On the other hand, Solana is similar to iOS in how it values tightly integrated components in the name of throughput and performance. There’s much more to it – different consensus mechanisms and design principles – but ultimately, Solana as a single, unified network is much faster and cheaper than Ethereum and many other EVM networks. Developers can focus on delivering better apps for a single, high-performance platform without worrying about transaction speed, gas cost optimization, or deploying across multiple networks, and users don’t have to worry as much about slow transactions, switching or bridging between networks, inconsistent wallet support, and other usability issues that plague Ethereum. 

Of course, this is a surface-level analogy, and much detail is lost in the comparison. But it’s helpful to understand that it’s a game of nuanced choices, not winners and losers. Which is absolutely, objectively “better” doesn’t matter; that debate will never end. Some people will value a modular philosophy’s flexibility; others will value a more integrated platform’s speed and simplicity. What matters is that options exist, and you can choose what works best for you. The success of our industry requires a competitive set of platforms with different tradeoffs to maximize developer and user choice; today, Ethereum and Solana embody this spirit as two of the most promising smart contract networks in the market.

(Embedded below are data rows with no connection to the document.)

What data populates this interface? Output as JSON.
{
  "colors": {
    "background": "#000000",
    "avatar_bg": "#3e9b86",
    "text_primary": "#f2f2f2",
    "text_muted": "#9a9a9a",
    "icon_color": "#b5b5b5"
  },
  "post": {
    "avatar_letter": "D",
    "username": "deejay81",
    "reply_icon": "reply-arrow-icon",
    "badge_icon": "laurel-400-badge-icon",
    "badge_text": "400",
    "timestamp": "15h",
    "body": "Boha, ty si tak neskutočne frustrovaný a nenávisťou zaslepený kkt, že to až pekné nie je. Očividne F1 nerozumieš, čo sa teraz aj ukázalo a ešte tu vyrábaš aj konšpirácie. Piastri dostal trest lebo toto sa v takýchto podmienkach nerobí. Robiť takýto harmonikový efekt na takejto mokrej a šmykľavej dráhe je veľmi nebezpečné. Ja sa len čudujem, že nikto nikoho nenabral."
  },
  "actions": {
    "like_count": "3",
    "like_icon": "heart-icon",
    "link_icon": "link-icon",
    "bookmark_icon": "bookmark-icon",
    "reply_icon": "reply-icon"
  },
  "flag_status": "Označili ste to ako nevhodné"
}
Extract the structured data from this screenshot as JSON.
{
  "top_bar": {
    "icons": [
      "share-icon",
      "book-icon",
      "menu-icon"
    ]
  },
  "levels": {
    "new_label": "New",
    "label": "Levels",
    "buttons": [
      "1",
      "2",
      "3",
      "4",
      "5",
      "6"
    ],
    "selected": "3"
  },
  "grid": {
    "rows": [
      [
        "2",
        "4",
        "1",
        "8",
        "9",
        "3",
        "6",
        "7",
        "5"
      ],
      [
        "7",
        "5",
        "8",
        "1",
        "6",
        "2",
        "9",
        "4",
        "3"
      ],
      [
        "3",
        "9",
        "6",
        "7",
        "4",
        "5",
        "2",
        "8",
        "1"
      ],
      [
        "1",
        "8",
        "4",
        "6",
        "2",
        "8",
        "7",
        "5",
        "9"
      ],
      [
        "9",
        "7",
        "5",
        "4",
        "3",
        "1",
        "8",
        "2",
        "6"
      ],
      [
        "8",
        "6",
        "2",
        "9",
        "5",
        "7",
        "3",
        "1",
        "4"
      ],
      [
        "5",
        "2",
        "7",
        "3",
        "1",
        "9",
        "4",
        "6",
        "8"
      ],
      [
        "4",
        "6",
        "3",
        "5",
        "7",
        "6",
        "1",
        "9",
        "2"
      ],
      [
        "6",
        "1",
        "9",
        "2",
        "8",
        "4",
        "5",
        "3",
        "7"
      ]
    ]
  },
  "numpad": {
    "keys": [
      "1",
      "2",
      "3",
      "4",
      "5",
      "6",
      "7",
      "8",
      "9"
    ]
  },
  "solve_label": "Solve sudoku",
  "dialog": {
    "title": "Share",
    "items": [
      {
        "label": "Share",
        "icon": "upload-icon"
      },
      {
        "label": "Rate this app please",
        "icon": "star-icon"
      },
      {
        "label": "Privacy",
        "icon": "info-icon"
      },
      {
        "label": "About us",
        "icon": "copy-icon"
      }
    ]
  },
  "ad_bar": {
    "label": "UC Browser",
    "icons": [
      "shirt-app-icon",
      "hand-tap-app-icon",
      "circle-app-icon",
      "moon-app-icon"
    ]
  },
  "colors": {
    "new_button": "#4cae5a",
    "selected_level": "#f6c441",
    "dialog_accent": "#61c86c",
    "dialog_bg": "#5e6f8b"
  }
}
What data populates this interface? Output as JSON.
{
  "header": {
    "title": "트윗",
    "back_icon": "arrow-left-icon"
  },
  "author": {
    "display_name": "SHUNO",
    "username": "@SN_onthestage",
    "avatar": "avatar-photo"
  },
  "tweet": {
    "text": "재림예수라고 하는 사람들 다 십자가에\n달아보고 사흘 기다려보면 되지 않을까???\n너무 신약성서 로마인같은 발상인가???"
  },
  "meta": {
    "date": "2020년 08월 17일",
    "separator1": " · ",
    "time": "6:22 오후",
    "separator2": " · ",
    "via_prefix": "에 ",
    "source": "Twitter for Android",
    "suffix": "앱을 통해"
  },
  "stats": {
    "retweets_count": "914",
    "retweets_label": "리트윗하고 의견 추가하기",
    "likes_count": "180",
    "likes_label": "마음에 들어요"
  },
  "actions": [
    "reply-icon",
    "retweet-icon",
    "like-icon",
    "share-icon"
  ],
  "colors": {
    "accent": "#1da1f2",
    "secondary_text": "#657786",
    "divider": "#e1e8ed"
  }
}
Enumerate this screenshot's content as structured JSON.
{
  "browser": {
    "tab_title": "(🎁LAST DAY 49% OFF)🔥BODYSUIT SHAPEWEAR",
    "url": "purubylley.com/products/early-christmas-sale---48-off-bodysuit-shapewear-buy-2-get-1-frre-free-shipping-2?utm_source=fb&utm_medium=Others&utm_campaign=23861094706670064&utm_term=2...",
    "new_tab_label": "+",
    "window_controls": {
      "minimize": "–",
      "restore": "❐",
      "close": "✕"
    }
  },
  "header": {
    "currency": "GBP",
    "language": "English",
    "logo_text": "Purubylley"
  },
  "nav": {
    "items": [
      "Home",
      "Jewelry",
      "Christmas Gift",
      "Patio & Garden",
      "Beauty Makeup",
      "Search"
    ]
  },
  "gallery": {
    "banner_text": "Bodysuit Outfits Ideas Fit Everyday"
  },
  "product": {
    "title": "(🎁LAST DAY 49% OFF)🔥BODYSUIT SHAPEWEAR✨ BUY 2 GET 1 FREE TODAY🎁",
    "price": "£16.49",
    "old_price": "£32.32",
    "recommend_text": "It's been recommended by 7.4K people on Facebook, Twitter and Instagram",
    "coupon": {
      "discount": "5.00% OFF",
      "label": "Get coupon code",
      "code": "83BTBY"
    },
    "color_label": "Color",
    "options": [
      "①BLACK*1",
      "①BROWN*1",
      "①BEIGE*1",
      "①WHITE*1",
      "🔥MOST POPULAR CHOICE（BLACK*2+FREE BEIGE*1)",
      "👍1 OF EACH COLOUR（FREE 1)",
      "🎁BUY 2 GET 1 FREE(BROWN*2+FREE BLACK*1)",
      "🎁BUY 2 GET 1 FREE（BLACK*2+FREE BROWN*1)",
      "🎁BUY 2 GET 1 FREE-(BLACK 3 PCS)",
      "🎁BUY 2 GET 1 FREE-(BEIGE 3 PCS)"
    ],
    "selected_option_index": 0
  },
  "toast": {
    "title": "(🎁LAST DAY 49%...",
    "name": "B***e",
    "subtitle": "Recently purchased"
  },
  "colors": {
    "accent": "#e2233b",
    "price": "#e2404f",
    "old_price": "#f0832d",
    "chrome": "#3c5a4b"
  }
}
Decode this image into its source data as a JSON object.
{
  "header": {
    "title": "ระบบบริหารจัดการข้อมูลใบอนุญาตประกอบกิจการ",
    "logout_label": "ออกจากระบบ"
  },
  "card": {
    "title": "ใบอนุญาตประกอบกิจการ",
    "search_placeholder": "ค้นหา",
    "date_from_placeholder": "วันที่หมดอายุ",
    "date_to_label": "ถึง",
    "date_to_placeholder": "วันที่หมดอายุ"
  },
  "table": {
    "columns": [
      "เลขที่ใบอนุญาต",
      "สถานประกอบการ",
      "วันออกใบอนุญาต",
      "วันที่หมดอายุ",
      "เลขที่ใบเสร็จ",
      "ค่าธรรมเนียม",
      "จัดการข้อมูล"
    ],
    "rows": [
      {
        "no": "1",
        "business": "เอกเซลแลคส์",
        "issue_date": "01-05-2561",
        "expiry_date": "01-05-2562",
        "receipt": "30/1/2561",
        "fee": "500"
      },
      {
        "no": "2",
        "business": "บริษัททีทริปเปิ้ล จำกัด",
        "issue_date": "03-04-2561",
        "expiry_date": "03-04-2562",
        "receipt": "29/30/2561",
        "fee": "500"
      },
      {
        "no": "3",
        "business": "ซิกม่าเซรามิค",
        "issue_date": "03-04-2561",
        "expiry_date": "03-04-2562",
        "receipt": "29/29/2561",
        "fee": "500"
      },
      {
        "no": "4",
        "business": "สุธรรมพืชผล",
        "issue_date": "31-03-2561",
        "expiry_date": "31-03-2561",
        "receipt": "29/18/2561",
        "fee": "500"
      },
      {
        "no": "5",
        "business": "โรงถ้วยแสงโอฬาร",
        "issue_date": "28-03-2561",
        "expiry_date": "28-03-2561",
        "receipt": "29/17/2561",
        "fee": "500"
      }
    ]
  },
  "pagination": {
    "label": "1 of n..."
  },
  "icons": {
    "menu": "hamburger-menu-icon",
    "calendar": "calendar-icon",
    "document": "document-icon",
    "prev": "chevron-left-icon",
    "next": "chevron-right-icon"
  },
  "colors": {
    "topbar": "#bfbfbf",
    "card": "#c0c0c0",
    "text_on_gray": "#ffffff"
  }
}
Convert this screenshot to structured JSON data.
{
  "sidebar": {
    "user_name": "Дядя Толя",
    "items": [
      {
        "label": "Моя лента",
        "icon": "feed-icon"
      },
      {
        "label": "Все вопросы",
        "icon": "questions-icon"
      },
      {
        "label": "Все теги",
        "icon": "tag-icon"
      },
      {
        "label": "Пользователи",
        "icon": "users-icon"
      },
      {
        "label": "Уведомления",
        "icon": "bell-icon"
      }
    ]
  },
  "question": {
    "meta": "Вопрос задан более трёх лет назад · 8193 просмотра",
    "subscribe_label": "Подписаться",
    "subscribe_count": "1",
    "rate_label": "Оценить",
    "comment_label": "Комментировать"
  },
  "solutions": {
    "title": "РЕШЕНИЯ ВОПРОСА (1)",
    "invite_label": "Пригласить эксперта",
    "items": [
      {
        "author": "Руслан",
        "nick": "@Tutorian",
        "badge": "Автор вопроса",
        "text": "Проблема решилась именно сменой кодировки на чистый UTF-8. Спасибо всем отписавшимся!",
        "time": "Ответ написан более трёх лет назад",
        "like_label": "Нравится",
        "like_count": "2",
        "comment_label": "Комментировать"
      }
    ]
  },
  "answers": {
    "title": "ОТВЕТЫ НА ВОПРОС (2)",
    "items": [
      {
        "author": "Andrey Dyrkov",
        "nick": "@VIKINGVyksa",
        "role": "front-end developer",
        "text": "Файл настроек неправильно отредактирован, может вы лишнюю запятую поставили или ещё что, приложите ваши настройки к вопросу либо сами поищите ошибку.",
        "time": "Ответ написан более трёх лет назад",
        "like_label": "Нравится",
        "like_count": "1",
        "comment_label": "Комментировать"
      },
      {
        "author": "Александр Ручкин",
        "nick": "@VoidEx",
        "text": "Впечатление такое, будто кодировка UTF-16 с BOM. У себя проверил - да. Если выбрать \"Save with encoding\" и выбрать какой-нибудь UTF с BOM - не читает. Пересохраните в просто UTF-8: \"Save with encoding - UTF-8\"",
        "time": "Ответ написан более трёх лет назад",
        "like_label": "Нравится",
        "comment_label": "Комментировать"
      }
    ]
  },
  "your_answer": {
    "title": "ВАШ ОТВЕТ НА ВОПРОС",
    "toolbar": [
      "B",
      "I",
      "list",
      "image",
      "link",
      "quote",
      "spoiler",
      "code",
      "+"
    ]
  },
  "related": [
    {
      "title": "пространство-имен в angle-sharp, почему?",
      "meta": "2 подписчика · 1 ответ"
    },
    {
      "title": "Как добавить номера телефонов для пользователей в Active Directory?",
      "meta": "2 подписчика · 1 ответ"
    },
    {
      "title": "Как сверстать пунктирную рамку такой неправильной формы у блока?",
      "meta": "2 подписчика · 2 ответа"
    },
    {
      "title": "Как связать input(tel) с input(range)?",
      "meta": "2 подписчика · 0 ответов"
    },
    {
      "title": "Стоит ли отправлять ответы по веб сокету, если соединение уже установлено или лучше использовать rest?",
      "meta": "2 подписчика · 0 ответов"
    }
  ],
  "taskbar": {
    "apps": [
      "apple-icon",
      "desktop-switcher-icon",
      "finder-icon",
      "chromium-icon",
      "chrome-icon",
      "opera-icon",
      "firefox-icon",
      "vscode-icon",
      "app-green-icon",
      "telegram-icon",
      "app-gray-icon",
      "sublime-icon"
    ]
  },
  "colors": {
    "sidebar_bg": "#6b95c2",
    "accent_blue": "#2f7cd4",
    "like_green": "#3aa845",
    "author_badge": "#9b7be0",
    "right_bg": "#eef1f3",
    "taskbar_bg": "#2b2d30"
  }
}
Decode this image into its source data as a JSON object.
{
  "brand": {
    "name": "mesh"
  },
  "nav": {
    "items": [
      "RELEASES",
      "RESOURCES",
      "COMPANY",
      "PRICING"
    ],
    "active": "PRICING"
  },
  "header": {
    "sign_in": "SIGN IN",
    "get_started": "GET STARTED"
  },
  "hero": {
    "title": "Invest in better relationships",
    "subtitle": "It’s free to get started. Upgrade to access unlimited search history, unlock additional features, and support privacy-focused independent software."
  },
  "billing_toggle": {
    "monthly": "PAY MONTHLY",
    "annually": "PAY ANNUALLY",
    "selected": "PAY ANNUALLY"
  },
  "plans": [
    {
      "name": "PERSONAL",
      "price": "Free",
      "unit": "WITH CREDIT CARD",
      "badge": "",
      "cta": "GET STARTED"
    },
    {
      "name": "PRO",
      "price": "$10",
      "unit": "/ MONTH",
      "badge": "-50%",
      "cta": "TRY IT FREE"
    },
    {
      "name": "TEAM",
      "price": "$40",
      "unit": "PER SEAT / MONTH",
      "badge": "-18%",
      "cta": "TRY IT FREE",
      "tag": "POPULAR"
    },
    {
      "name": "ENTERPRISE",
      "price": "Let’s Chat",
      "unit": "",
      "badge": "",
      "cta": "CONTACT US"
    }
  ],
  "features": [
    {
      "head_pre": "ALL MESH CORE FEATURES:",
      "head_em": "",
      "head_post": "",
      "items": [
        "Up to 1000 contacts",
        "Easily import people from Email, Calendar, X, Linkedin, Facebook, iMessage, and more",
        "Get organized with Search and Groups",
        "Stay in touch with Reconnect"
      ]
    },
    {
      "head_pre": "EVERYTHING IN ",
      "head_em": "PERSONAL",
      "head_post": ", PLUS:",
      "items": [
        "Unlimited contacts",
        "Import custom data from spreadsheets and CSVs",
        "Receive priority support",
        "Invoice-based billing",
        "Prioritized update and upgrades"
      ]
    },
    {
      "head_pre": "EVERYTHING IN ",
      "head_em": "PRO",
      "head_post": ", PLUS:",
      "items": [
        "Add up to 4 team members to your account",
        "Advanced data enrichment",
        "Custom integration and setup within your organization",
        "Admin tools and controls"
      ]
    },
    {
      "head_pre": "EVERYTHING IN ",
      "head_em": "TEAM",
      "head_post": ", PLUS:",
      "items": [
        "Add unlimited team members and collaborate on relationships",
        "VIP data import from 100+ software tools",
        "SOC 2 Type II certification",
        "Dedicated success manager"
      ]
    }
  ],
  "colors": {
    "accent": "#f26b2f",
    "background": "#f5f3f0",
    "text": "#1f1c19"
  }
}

Understanding where we are in the financial and technology cycle is essential for investors. Bear markets are the best times to survey the market and pick new winners during a significant consolidation. Maxis would have you support only Ethereum, Bitcoin, or whatever network they favor and discard everything else, but that’s more emotion than logic. Indeed, there was a time when BTC was the only legitimate digital asset, and there was a time when Ethereum, like IBM at its peak, was the only real game in town despite emerging alternatives. But it’s a mistake to assume that the status quo at any point in time will remain the same forever.